Show each line in the listing below that contains the word "value".

—————

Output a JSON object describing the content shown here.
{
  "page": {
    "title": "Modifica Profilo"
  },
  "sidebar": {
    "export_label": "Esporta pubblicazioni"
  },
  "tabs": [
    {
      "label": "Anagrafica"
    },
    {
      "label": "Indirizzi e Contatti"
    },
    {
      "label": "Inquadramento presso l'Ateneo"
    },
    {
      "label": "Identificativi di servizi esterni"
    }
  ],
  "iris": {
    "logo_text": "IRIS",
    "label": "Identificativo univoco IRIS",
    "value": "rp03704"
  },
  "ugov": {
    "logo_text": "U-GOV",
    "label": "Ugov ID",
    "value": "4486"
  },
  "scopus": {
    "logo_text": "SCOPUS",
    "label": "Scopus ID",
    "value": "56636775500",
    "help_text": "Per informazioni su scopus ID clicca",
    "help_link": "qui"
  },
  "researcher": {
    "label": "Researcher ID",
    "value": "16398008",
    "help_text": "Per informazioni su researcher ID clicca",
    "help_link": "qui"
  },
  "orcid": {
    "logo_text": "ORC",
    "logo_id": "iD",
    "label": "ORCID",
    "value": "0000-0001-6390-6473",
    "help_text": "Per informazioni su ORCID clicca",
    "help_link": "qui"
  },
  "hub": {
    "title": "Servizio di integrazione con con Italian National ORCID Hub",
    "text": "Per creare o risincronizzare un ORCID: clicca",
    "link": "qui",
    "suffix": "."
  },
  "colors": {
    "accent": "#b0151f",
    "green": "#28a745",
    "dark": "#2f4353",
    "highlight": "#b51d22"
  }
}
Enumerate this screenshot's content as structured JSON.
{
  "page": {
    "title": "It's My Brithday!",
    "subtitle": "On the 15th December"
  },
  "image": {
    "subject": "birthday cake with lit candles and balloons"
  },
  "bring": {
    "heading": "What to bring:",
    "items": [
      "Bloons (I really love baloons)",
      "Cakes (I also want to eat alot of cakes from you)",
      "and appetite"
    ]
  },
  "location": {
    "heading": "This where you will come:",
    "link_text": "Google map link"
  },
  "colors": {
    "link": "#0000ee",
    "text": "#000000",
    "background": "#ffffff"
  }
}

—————

> **TASK OUTPUT**
    "value": "rp03704"
    "value": "4486"
    "value": "56636775500",
    "value": "16398008",
    "value": "0000-0001-6390-6473",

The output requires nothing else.